Like many men my age I’m liable to sound off a bit. On occasion. For good reason. And there are many good reasons to be angry about many real issues. However, anger can become a default emotion for many men my age. It’s the other side of depression and (perhaps) it’s better out than in. Inward anger is linked by the more holistically minded to many bodily symptoms of ill health – and even the most Cartesian of medical minds admit that stress induces high levels of cortisol with a knock-on effect that’s not only bad for the waistline but is linked to Type 2 diabetes etc.
Grumpy is a stereotypical attribute of older men but vary the adjective a little and other stereotypical irascibilities come into focus: peevish, waspish, nippy, surly, petulant, bitchy, thin-skinned, aggressive, high-maintenance, demanding, hard to please, not amused. There are many manifestations of habitual anger and a bit of wordplay will ensure that’s there’s one demographically suited especially for you.
Nowadays many of us feel that we are justified in having anger as a default reaction to the wrongs of the world. We would all be quite happy if not for the treatment of refugees and asylum-seekers, if not for climate change denial, if not for cruelty to animals, if not for racism and homophobia and misogyny, if not for the rich getting richer and the poor getting poorer, if not for Teresa May and Donald Trump. If only these things would change, we would get back to being out usual bubbly happy-go-lucky selves. If only.
And just Zenning out or doing yet another spa weekend/ Tough Mudder/ Marvel Comics Movies binge/ (insert favourite displacement activity) can feel a bit of a cop-out. What do we do? What can we do? In the face of all that’s wrong, isn’t that the basis of our communal, continual, ever-present, exhausting, anger?
And for those of us whom the powers-that-be (higher, lower or just purgatorial) have tasked with the burden and duty and privilege of caring for a specific vulnerable person (or several at once) then all these political concerns become so personal that at times it’s simply unbearable.
And that’s when I take my trusty Ben for a walk.
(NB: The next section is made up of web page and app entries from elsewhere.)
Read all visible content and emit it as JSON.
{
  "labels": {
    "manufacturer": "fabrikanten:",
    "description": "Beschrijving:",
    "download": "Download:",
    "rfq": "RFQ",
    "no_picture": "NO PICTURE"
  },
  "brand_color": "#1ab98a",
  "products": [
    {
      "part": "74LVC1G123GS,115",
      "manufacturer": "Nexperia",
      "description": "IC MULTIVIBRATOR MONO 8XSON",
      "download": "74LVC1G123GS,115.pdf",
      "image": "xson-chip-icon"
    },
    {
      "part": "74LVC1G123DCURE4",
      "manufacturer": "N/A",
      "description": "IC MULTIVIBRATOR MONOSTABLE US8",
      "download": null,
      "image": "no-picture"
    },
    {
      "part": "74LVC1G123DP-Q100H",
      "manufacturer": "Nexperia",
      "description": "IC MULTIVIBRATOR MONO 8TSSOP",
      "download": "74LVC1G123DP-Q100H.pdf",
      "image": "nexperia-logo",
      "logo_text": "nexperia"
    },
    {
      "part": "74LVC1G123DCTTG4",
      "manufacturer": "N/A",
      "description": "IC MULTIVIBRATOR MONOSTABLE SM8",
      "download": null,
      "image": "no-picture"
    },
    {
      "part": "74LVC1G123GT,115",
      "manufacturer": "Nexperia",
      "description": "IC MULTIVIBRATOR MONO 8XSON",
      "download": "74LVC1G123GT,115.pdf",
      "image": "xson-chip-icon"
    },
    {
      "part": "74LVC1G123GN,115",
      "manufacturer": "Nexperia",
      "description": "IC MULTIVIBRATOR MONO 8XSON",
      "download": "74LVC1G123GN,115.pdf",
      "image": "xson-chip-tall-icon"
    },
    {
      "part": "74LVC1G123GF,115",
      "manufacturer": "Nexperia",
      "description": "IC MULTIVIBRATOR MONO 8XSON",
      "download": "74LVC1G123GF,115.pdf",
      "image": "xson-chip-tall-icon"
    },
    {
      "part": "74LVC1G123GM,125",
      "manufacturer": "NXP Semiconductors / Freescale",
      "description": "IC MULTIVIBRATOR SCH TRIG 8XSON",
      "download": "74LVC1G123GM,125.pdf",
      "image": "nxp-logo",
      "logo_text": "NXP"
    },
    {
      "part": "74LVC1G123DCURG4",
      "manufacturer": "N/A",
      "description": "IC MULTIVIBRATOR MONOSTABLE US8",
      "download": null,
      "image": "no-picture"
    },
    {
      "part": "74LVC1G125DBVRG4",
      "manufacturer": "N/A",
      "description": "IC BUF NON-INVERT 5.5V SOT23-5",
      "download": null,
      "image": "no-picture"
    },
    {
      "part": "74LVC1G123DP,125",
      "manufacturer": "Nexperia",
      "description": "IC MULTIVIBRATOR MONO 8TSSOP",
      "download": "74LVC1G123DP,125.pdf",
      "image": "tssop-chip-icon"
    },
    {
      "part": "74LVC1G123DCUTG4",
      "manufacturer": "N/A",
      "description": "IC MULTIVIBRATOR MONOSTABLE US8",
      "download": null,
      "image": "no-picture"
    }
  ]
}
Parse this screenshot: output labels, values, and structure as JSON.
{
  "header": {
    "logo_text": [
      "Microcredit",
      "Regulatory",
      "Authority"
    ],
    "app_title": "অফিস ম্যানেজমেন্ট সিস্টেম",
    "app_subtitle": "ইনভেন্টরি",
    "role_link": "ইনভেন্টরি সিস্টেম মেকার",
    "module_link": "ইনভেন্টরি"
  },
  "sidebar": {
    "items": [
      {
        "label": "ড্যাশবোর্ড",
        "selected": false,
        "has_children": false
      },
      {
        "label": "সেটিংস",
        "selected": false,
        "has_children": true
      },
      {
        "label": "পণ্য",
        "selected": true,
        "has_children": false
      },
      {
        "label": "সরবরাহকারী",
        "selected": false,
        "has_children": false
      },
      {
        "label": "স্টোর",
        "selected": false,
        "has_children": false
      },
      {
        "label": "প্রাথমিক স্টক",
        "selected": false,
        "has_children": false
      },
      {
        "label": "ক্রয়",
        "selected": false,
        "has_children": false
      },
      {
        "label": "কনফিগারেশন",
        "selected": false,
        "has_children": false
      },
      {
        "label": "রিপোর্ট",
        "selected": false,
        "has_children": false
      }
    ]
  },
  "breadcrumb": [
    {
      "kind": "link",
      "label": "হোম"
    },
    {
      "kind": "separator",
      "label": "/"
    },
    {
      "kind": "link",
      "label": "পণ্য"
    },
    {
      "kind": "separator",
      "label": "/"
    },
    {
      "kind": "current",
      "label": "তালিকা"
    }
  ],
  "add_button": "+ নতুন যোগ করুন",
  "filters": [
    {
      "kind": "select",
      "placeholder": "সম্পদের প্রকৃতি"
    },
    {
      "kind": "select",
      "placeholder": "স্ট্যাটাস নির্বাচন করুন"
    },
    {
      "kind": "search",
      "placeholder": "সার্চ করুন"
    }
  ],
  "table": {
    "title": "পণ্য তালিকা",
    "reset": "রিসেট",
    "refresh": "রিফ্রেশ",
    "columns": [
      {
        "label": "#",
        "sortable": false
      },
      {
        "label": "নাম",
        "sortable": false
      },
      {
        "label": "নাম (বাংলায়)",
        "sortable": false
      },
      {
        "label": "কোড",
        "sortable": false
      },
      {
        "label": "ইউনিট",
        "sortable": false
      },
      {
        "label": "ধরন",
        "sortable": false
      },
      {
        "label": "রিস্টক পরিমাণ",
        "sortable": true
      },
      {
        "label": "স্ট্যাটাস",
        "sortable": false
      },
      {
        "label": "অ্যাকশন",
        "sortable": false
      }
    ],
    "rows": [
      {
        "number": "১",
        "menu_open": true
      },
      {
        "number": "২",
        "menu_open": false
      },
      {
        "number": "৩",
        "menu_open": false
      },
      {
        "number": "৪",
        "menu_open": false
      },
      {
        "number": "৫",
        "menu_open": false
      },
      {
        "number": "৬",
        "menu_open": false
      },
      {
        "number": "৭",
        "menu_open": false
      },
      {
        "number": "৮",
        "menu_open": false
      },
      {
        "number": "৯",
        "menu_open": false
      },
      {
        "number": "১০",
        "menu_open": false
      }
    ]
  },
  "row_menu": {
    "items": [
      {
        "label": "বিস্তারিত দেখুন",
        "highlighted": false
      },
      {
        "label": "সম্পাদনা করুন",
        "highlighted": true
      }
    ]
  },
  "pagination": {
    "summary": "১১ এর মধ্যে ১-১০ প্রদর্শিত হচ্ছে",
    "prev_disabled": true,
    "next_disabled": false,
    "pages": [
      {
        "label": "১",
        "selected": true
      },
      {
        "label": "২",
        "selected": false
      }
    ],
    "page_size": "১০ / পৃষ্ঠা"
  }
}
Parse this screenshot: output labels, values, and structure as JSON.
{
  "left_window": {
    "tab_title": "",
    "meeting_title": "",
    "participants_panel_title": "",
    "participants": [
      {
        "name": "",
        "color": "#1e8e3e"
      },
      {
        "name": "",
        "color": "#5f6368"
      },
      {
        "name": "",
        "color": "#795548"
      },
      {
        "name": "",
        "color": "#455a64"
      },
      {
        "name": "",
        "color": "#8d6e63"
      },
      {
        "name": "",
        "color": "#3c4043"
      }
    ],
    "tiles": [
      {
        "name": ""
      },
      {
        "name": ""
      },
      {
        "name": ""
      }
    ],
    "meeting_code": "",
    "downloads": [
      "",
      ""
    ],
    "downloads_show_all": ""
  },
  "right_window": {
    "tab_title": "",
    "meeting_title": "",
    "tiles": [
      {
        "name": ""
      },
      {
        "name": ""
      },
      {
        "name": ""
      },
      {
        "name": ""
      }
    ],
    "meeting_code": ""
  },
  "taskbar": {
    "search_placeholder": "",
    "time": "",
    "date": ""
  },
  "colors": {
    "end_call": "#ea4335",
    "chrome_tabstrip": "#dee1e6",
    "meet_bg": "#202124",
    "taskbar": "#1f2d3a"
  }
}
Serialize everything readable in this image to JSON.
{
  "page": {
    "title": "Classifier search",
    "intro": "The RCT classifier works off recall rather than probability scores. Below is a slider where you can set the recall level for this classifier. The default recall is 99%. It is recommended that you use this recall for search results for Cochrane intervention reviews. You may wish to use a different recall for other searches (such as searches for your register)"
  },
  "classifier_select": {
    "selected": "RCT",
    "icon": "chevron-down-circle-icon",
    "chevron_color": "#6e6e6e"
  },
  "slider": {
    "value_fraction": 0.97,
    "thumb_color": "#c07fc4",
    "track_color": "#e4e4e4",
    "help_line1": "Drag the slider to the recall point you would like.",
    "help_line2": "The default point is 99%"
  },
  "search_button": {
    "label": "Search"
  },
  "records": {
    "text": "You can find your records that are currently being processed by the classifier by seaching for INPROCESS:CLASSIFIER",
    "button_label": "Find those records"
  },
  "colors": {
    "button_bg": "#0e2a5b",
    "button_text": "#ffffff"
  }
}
Along the banks of the beautiful Forth and Clyde canal. Which winds beside the remains of the Antonine Wall, one of Scotland’s most unknown, unprotected, and uncherished cultural legacies. And on that walk through this place of Victorian and Roman imperial heritage there are empty bottles of Buckfast (cheap fortified wine made by English monks) and cans of beer and their plastic rings and the supermarket plastic bags they came from, tossed about. If they haven’t already been smashed/ thrown into the canal or set on fire along with the grass.
And it usually makes me angry. But tonight, I found myself thankful that the local youth had had the grace (this time) not to chuck the bottles at the stank just below the swings. An empty bottle is better than a broken one. And on my way back, Ben still sniffing and gambolling about – because his default emotion is either highly energetic or very lazy joy – I picked up the plastic bags, snapped apart the plastic beer rings and put them and the cans and the bottle in the bags, took them home and recycled them.
It’s not much. It’s just guerrilla litter-picking. I don’t do it all the time. But when I do engage in this little sporadic and disorganised warfare against hopelessness, I can feel my cortisol levels drop and my grumpy face relax. A little.
There are so many of us. We have such energy. Just think what we could do. Just think what we do do. Now and Zen.
Thanks to Karen Arnold for releasing her photo Old Bridge on Canal into the public domain.